- Your Vagina & Coffee Are Basically The Same Thing
Normal pH for the vagina is between 4.0 and 4.5 which just so happens to be the same pH as a glass of wine or a cup of coffee. In this way, it’s the most civilized part of a woman’s body.
If your vagina does have an odor, it’s typically because the pH of the vagina has been altered. The most common occasion for this perturbation in pH occurs when you have an overgrowth of a normal bacteria, called Gardnerella vaginalis. While Gardnerella vaginalis lives in your vagina all the time, it can occasionally grow out of control changing the pH of your vagina making it more alkaline, less acidic. Have you ever asked, “Does my vagina smell fishy?” If it does, blame Gardnerella vaginalis, because that fishy smell is solely an elevation in the pH of the vagina. Sadly, our proverbial glass of wine vagina has now become an almond milk or apple juice vagina.

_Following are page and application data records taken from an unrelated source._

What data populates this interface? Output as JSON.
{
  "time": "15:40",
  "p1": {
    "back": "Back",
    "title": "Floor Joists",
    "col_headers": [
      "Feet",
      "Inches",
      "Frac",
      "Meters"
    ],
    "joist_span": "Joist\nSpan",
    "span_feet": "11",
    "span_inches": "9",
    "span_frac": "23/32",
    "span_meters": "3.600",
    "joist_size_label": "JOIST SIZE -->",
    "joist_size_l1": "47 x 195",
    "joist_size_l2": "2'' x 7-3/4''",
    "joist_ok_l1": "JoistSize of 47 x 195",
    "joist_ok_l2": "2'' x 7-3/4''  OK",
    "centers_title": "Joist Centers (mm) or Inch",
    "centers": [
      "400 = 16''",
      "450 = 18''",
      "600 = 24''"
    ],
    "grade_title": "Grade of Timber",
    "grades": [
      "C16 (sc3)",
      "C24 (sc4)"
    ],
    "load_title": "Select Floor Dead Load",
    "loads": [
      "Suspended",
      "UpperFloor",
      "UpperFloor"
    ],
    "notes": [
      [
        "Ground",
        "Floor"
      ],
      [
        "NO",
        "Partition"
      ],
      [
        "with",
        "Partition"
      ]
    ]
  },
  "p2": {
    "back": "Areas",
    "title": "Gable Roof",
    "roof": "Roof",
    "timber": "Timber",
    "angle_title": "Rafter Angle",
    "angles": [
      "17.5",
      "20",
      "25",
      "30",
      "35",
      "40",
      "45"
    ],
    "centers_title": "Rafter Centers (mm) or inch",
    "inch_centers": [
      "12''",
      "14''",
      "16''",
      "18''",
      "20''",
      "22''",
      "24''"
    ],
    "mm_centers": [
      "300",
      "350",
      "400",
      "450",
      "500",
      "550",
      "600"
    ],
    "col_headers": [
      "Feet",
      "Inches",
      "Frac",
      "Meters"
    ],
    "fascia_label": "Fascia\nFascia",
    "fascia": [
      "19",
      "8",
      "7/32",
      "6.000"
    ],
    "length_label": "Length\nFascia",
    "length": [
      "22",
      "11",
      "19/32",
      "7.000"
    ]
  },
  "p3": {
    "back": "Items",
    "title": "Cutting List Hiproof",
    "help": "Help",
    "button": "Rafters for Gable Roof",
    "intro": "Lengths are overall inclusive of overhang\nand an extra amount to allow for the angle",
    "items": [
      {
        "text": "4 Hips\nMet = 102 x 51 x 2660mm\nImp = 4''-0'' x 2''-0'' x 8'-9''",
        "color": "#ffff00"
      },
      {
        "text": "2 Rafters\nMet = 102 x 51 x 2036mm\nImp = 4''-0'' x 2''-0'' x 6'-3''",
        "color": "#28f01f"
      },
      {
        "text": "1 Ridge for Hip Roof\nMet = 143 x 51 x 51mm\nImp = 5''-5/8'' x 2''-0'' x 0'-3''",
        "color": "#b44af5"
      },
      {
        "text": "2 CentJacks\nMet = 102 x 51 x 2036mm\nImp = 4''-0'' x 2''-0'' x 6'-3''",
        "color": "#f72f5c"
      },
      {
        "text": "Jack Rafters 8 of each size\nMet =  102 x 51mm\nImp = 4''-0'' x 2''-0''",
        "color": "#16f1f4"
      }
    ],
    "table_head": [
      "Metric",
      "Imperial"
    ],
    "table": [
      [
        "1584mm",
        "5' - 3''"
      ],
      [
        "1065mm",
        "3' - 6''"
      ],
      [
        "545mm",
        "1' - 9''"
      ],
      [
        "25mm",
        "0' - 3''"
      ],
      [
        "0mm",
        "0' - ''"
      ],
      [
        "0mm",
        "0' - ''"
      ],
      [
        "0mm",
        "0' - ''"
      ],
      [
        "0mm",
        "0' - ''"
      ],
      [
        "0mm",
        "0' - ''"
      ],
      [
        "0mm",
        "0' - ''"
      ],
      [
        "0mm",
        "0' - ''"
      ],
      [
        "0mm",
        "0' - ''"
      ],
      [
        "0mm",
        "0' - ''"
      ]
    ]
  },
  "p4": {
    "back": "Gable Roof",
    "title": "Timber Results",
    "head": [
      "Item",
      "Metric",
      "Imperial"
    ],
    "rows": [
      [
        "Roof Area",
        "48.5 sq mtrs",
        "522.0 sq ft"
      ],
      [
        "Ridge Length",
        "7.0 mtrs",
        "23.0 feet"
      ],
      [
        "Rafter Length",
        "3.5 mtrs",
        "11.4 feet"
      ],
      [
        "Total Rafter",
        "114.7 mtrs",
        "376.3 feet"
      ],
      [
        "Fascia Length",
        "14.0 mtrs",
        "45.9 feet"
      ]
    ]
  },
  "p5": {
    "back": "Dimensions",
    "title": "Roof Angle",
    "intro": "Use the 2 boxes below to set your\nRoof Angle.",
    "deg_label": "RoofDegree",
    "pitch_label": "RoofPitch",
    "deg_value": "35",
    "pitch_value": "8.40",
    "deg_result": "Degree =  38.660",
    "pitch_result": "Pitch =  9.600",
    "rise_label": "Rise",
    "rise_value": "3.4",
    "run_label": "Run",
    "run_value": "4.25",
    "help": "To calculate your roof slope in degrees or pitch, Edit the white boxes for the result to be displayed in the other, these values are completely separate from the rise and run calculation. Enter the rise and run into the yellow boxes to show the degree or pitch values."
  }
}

- Keeping it “Dirty” is Actually Keeping It Clean
Stop douching, stop douching, stop douching! Because this topic is so important, I just wanted to say it again--stop douching! Your mouth is, in a manner of speaking, dirtier than your vagina. You don’t have to clean your vagina: just eat healthy, exercise, get plenty of rest. Do you need to wash your hands after you touch yourself or put your fingers in your vagina? Yes. The same way you would wash your hands before eating. It’s time we destigmatize the idea that your vagina and cervix are “dirty”. Yes, there is a LOT of cultural baggage and media that would tell us otherwise, a lot of “squeamishness” about the vagina and cervix. But your vagina is actually an amazing place…. Like a small cafe with cobblestones in Italy, in Spring, serving only the finest red wine and espresso (remember pH above?)
- For Goodness Sake, YES That’s Normal!
Every woman makes different amounts of vaginal discharge, and it changes throughout the month, depending on where a woman is in her cycle. The greatest amount of discharge occurs during ovulation (days 11-14), but in a normal 24-hour cycle a woman produces ¾ of a teaspoon of vaginal discharge. I cannot emphasize this enough--it’s normal to have discharge EVERY DAY OF YOUR LIFE. In addition, the color of your vaginal fluid can vary. Sometimes clear, sometimes opaque, sometimes thick, sometimes thin, sometimes yellowish, whitish, even greenish. As long as it doesn’t smell fishy, cause you to feel pain or burning sensation, it’s likely 100% normal.
- Let’s Talk About Sex, Baby
Most vaginas are about 9cm or 2.5-3.0 inches in length (the length of a woman’s index finger, approximately), but can expand up to 200% during intercourse. And what about the G spot? While it’s existence is highly controversial, the G spot is actually the name given to the area of tissue right underneath the urethra, on the top (front) wall of the vagina.
My goal with my patients is to educate and destigmatize so we can talk about the vulva, vagina and cervix using terminology we all understand and which removes pejoratives, shame or guilt. Women are not an inside out version of man. We have a palate and an anatomy that is unique to us. Vaginas are best when understood and treated with care.